The big problem is that PG-13/learning-stops-at-18-years-old mindset that we have in our culture. In this, we make the twin sins (“Twin Sins”) of promoting the idea that education in all senses of the term is optional after a certain age; meanwhile, we also tailor our mainstream cultural output to target that narrow and ultimately transitionary age group as the ideal age and maturity for “that which is mainstream.”

We are culturally suspended in a mid-step. Arrested development as the societal ideal of maturity.

The problem with Miller, Millar, Zack Snyder, Quentin Tarantino and all the rest isn’t that their work is “adolescent.” It is and it should be. The problem is that societally, we don’t allow culture to graduate onward to higher levels of maturity.

How to tell black stories without making them “Black Stories,” and other stories

9 Dec

By Ayo

Marginalized people, as subjects and as audiences to art and cultural products, are under multiple pressures: erasure of our very existence from popular imagination, whitewashing of history and whitewashing of our oppression, backgrounding (placing marginalized people in non-active, almost decorative roles as figures in the background).

Number one: stories about anthropomorphic animals are at best a stopgap when it comes to representing differing racial groups and at worst they are an actual impediment to imparting compassion and empathy for other humans to the readers.

I do not necessarily oppose stories about animals. I support these stories as a form of resistance against the cultural juggernaut which is white supremacy, manifested in art as euro-primacy. What I absolutely do not support is the practice on relying exclusively on animal-characters as a method of avoidance. I roundly reject the idea that animals must be presented as characters for the benefit of a society that refuses to see people of color as viable subjects worthy of interest.

Number two: nonfiction is a trap. A particularly insidious thing that happens in the trends surrounding storytelling about people of color and other marginalized people is that the stories most often featuring marginalized people tend to be historical narratives, or the related genre, fiction centered around the specific oppression faced by the marginalized community in question.

These stories are important. They are vitally important. Biographies, histories, historical fiction, culturally-specific folklore, fiction derived from specific oppressions that marginalized people face: all of these are important stories to tell. We can never afford to lose track of history and lived experience. The trouble is that for marginalized people, these are not presented as some of the stories, but rather the only stories relevant to marginalized communities and peoples. An association begins to build where people start to link nonwhite characters and nonwhite people with suffering and struggle alone. Focusing on fact and history alone denies people their humanity in the eyes of a society. Instead, people become reduced to moral lessons, teachable moments and in the process, people lose perception that marginalized peoples exist as fully-dimensional human beings.

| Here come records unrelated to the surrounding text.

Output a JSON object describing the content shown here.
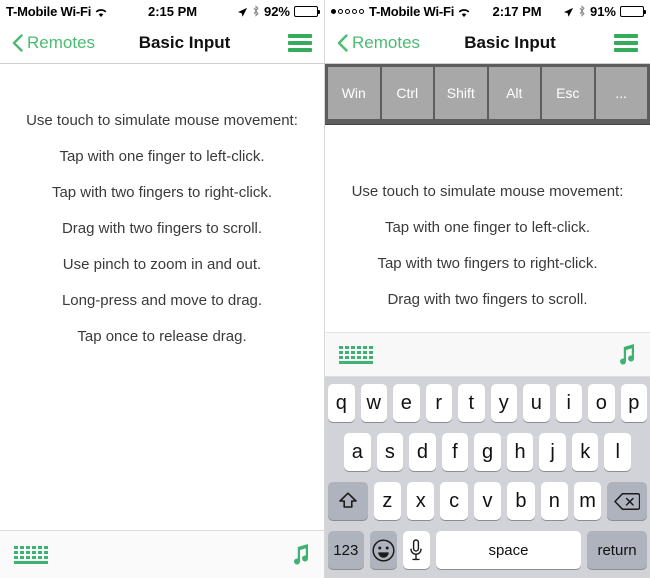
{
  "left_panel": {
    "status_bar": {
      "carrier": "T-Mobile Wi-Fi",
      "wifi_icon": "wifi-icon",
      "time": "2:15 PM",
      "location_icon": "location-arrow-icon",
      "bluetooth_icon": "bluetooth-icon",
      "battery_percent": "92%",
      "battery_icon": "battery-icon",
      "signal_dots_filled": 0,
      "signal_dots_total": 0
    },
    "nav_bar": {
      "back_icon": "chevron-left-icon",
      "back_label": "Remotes",
      "title": "Basic Input",
      "menu_icon": "hamburger-menu-icon"
    },
    "instructions": [
      "Use touch to simulate mouse movement:",
      "Tap with one finger to left-click.",
      "Tap with two fingers to right-click.",
      "Drag with two fingers to scroll.",
      "Use pinch to zoom in and out.",
      "Long-press and move to drag.",
      "Tap once to release drag."
    ],
    "bottom_bar": {
      "keyboard_icon": "keyboard-icon",
      "media_icon": "music-note-icon"
    }
  },
  "right_panel": {
    "status_bar": {
      "signal_dots_filled": 1,
      "signal_dots_total": 5,
      "carrier": "T-Mobile Wi-Fi",
      "wifi_icon": "wifi-icon",
      "time": "2:17 PM",
      "location_icon": "location-arrow-icon",
      "bluetooth_icon": "bluetooth-icon",
      "battery_percent": "91%",
      "battery_icon": "battery-icon"
    },
    "nav_bar": {
      "back_icon": "chevron-left-icon",
      "back_label": "Remotes",
      "title": "Basic Input",
      "menu_icon": "hamburger-menu-icon"
    },
    "modifier_keys": [
      "Win",
      "Ctrl",
      "Shift",
      "Alt",
      "Esc",
      "..."
    ],
    "instructions": [
      "Use touch to simulate mouse movement:",
      "Tap with one finger to left-click.",
      "Tap with two fingers to right-click.",
      "Drag with two fingers to scroll."
    ],
    "keyboard_toolbar": {
      "keyboard_icon": "keyboard-icon",
      "media_icon": "music-note-icon"
    },
    "keyboard": {
      "row1": [
        "q",
        "w",
        "e",
        "r",
        "t",
        "y",
        "u",
        "i",
        "o",
        "p"
      ],
      "row2": [
        "a",
        "s",
        "d",
        "f",
        "g",
        "h",
        "j",
        "k",
        "l"
      ],
      "row3": [
        "z",
        "x",
        "c",
        "v",
        "b",
        "n",
        "m"
      ],
      "shift_icon": "shift-arrow-icon",
      "delete_icon": "backspace-delete-icon",
      "numbers_label": "123",
      "emoji_icon": "smiley-emoji-icon",
      "mic_icon": "microphone-icon",
      "space_label": "space",
      "return_label": "return"
    }
  },
  "colors": {
    "accent_green": "#3cb371",
    "nav_green": "#4cbb72",
    "keyboard_bg": "#d1d3d8",
    "key_gray": "#aeb3bd",
    "modkey_gray": "#a8a8a8",
    "modrow_bg": "#5d5d5d"
  }
}
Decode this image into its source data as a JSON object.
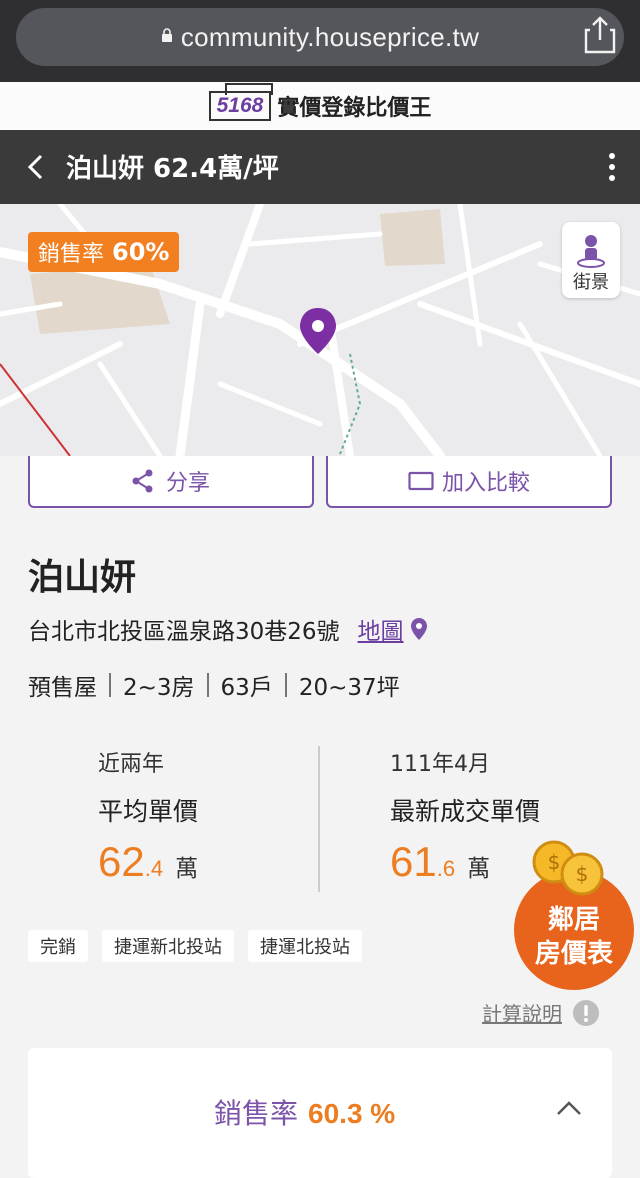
{
  "browser": {
    "url": "community.houseprice.tw"
  },
  "brand": {
    "logo": "5168",
    "name": "實價登錄比價王"
  },
  "header": {
    "title": "泊山妍 62.4萬/坪"
  },
  "map": {
    "sales_badge_label": "銷售率",
    "sales_badge_value": "60%",
    "street_view_label": "街景"
  },
  "actions": {
    "share_label": "分享",
    "compare_label": "加入比較"
  },
  "project": {
    "name": "泊山妍",
    "address": "台北市北投區溫泉路30巷26號",
    "map_link": "地圖",
    "meta": [
      "預售屋",
      "2~3房",
      "63戶",
      "20~37坪"
    ]
  },
  "stats": {
    "left": {
      "period": "近兩年",
      "title": "平均單價",
      "price_int": "62",
      "price_dec": ".4",
      "unit": "萬"
    },
    "right": {
      "period": "111年4月",
      "title": "最新成交單價",
      "price_int": "61",
      "price_dec": ".6",
      "unit": "萬"
    }
  },
  "tags": [
    "完銷",
    "捷運新北投站",
    "捷運北投站"
  ],
  "fab": {
    "line1": "鄰居",
    "line2": "房價表"
  },
  "calc_label": "計算說明",
  "sales_card": {
    "label": "銷售率",
    "value": "60.3 %"
  },
  "colors": {
    "accent_purple": "#7b53a8",
    "accent_orange": "#ec7e21",
    "header_dark": "#3a3a3a"
  }
}
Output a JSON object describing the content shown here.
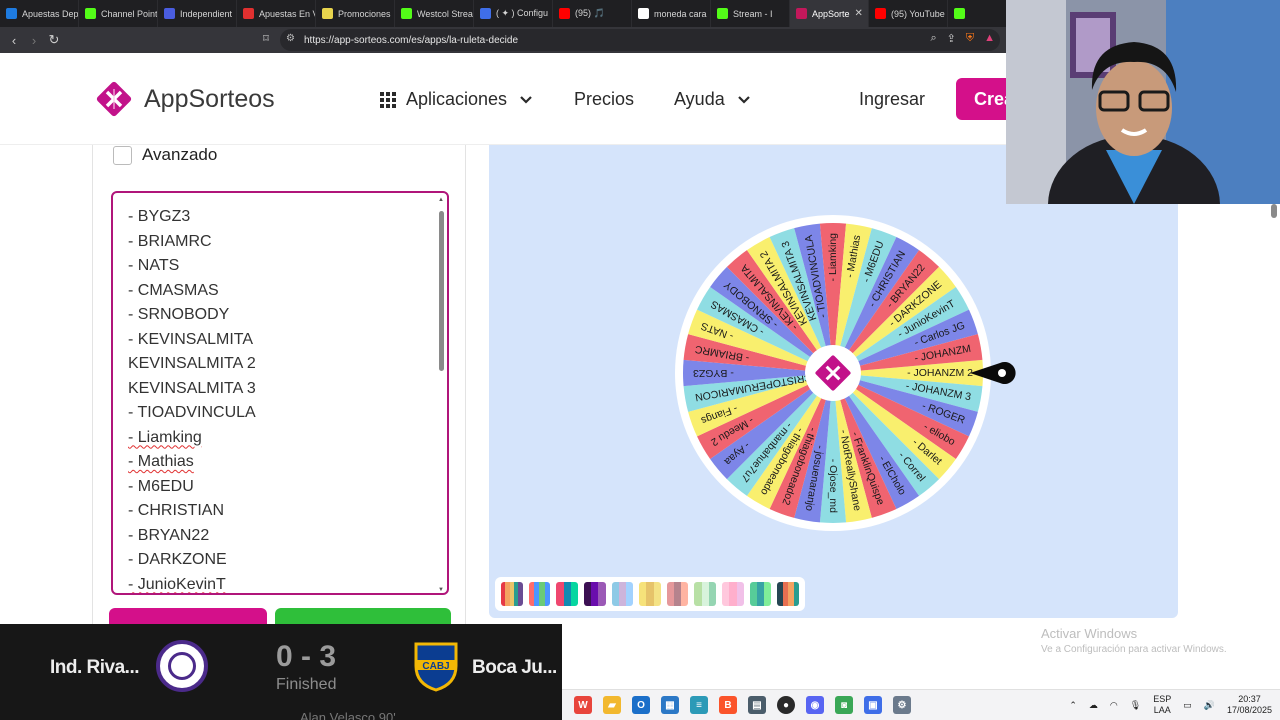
{
  "browser": {
    "tabs": [
      {
        "label": "Apuestas Dep",
        "color": "#1e7be0"
      },
      {
        "label": "Channel Point",
        "color": "#53fc18"
      },
      {
        "label": "Independient",
        "color": "#4a5de0"
      },
      {
        "label": "Apuestas En V",
        "color": "#e03030"
      },
      {
        "label": "Promociones",
        "color": "#e8d44d"
      },
      {
        "label": "Westcol Strea",
        "color": "#53fc18"
      },
      {
        "label": "( ✦ ) Configu",
        "color": "#3f6ee8"
      },
      {
        "label": "(95) 🎵",
        "color": "#ff0000"
      },
      {
        "label": "moneda cara",
        "color": "#ffffff"
      },
      {
        "label": "Stream - I",
        "color": "#53fc18"
      },
      {
        "label": "AppSorte",
        "color": "#c2185b",
        "active": true,
        "close": "✕"
      },
      {
        "label": "(95) YouTube",
        "color": "#ff0000"
      },
      {
        "label": "",
        "color": "#53fc18"
      }
    ],
    "url": "https://app-sorteos.com/es/apps/la-ruleta-decide"
  },
  "header": {
    "logo_prefix": "App",
    "logo_suffix": "Sorteos",
    "nav_apps": "Aplicaciones",
    "nav_prices": "Precios",
    "nav_help": "Ayuda",
    "login": "Ingresar",
    "create": "Crear"
  },
  "panel": {
    "advanced_label": "Avanzado",
    "names": [
      "- BYGZ3",
      "- BRIAMRC",
      "- NATS",
      "- CMASMAS",
      "- SRNOBODY",
      "- KEVINSALMITA",
      "KEVINSALMITA 2",
      "KEVINSALMITA 3",
      "- TIOADVINCULA",
      "- Liamking",
      "- Mathias",
      "- M6EDU",
      "- CHRISTIAN",
      "- BRYAN22",
      "- DARKZONE",
      "- JunioKevinT"
    ]
  },
  "wheel": {
    "segments": [
      "- JOHANZM 2",
      "- JOHANZM 3",
      "- ROGER",
      "- eliobo",
      "- Darlet",
      "- Correl",
      "- ElCholo",
      "- FranklinQuispe",
      "- NotReallyShane",
      "- Ojose_md",
      "- josuenaranjo",
      "- thiagoboneado2",
      "- thiagoboneado",
      "- manbahue7u7",
      "- Ayaa",
      "- Meedu 2",
      "- Fiangs",
      "- CRISTOPERUMARICON",
      "- BYGZ3",
      "- BRIAMRC",
      "- NATS",
      "- CMASMAS",
      "- SRNOBODY",
      "- KEVINSALMITA",
      "KEVINSALMITA 2",
      "KEVINSALMITA 3",
      "- TIOADVINCULA",
      "- Liamking",
      "- Mathias",
      "- M6EDU",
      "- CHRISTIAN",
      "- BRYAN22",
      "- DARKZONE",
      "- JunioKevinT",
      "- Carlos JG",
      "- JOHANZM"
    ],
    "colors": [
      "#f9ef6e",
      "#8fdde3",
      "#7d86e8",
      "#f06470"
    ],
    "center_color": "#c2128a"
  },
  "palettes": [
    [
      "#e63946",
      "#f4a261",
      "#e9c46a",
      "#2a9d8f",
      "#6a4c93"
    ],
    [
      "#ff6b6b",
      "#4d96ff",
      "#6bcb77",
      "#4d96ff"
    ],
    [
      "#ef476f",
      "#118ab2",
      "#06d6a0"
    ],
    [
      "#3c1053",
      "#6a0dad",
      "#9b59b6"
    ],
    [
      "#8ecae6",
      "#cdb4db",
      "#a2d2ff"
    ],
    [
      "#f6e27a",
      "#e6c36a",
      "#f4e285"
    ],
    [
      "#e5989b",
      "#b5838d",
      "#ffb4a2"
    ],
    [
      "#b8e0a5",
      "#d8f3dc",
      "#95d5b2"
    ],
    [
      "#ffc8dd",
      "#ffafcc",
      "#f1c0e8"
    ],
    [
      "#57cc99",
      "#38a3a5",
      "#80ed99"
    ],
    [
      "#264653",
      "#e76f51",
      "#f4a261",
      "#2a9d8f"
    ]
  ],
  "score": {
    "home": "Ind. Riva...",
    "away": "Boca Ju...",
    "result": "0 - 3",
    "status": "Finished",
    "extra": "Alan Velasco 90'",
    "home_color": "#4b2a8a",
    "away_color": "#0b3d91"
  },
  "activate": {
    "title": "Activar Windows",
    "subtitle": "Ve a Configuración para activar Windows."
  },
  "taskbar": {
    "lang_top": "ESP",
    "lang_bottom": "LAA",
    "time": "20:37",
    "date": "17/08/2025"
  }
}
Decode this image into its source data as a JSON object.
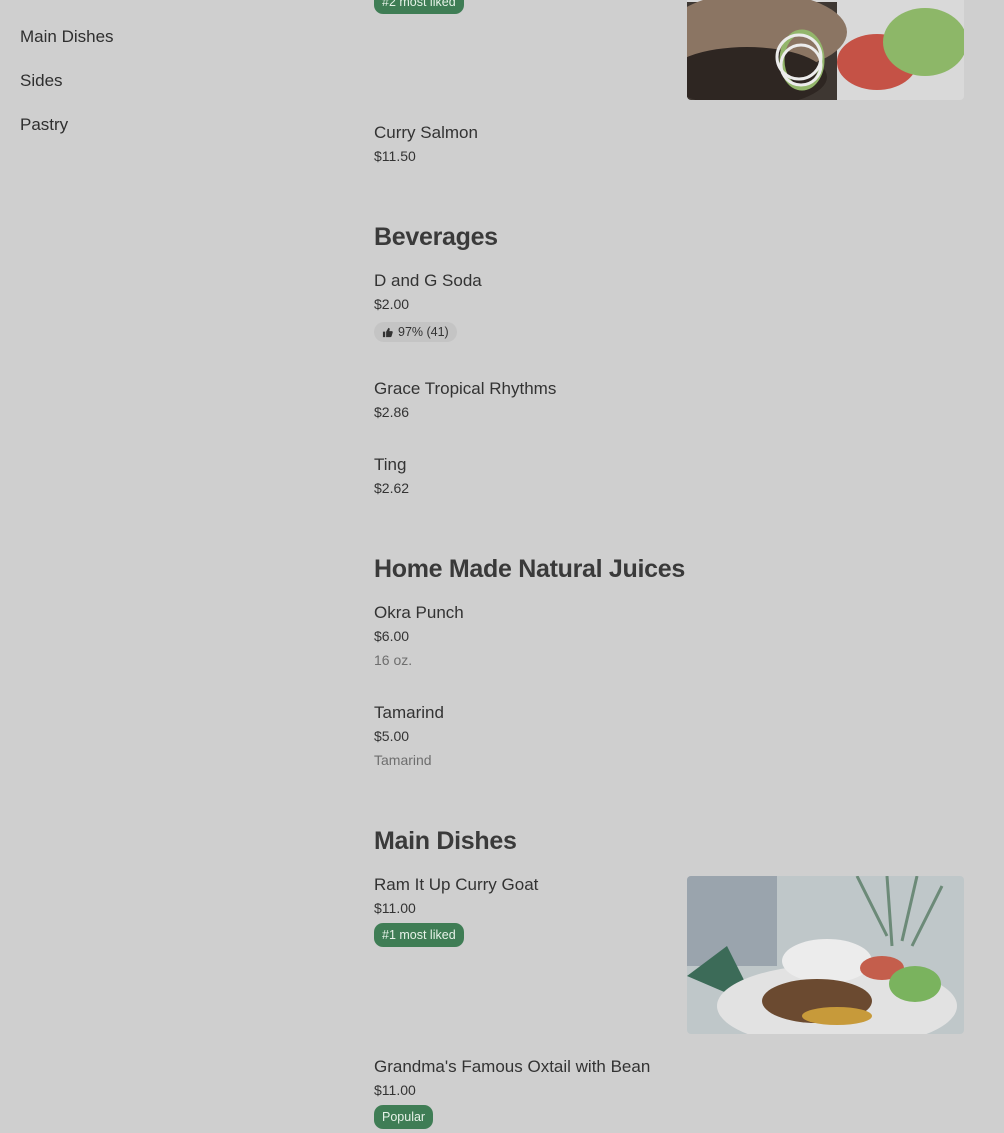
{
  "sidebar": {
    "items": [
      "Main Dishes",
      "Sides",
      "Pastry"
    ]
  },
  "top_item": {
    "badge": "#2 most liked"
  },
  "items": {
    "curry_salmon": {
      "name": "Curry Salmon",
      "price": "$11.50"
    },
    "dg_soda": {
      "name": "D and G Soda",
      "price": "$2.00",
      "rating": "97% (41)"
    },
    "grace": {
      "name": "Grace Tropical Rhythms",
      "price": "$2.86"
    },
    "ting": {
      "name": "Ting",
      "price": "$2.62"
    },
    "okra": {
      "name": "Okra Punch",
      "price": "$6.00",
      "desc": "16 oz."
    },
    "tamarind": {
      "name": "Tamarind",
      "price": "$5.00",
      "desc": "Tamarind"
    },
    "curry_goat": {
      "name": "Ram It Up Curry Goat",
      "price": "$11.00",
      "badge": "#1 most liked"
    },
    "oxtail": {
      "name": "Grandma's Famous Oxtail with Bean",
      "price": "$11.00",
      "badge": "Popular"
    }
  },
  "sections": {
    "beverages": "Beverages",
    "juices": "Home Made Natural Juices",
    "main_dishes": "Main Dishes"
  },
  "colors": {
    "badge_green": "#3f7d55",
    "overlay_bg": "#cfcfcf"
  },
  "icons": {
    "rating": "thumbs-up-icon"
  }
}
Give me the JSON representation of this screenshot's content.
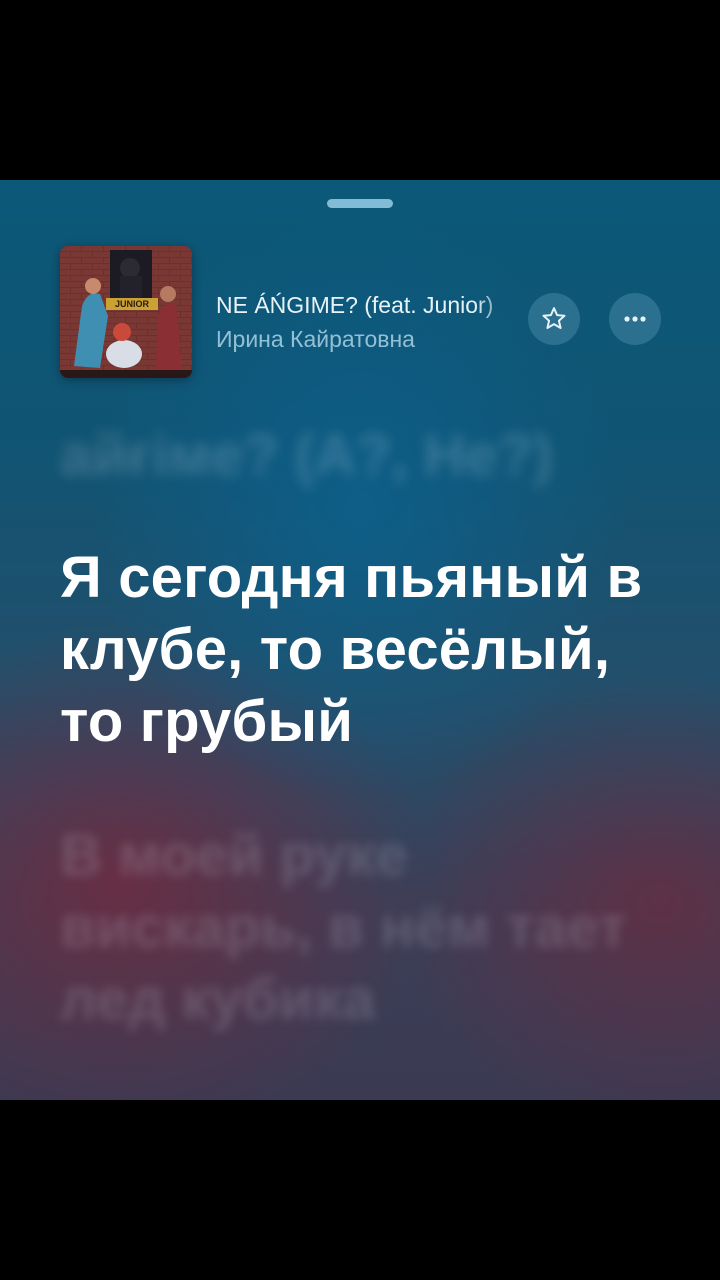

Number three: backgrounding. This tendency must be rejected on an individual story basis and condemned on a systemic basis. We cannot continue to condone the practice of simply placing some brown people into non-essential roles and claiming that a work depicts a diverse reality. That is not reality. People do not exist exclusively in support of white people nor do people exist exclusively to stand behind white people.

Number four: stories happen to everyone. White people are not the only people who have adventures.

~Ayo, out~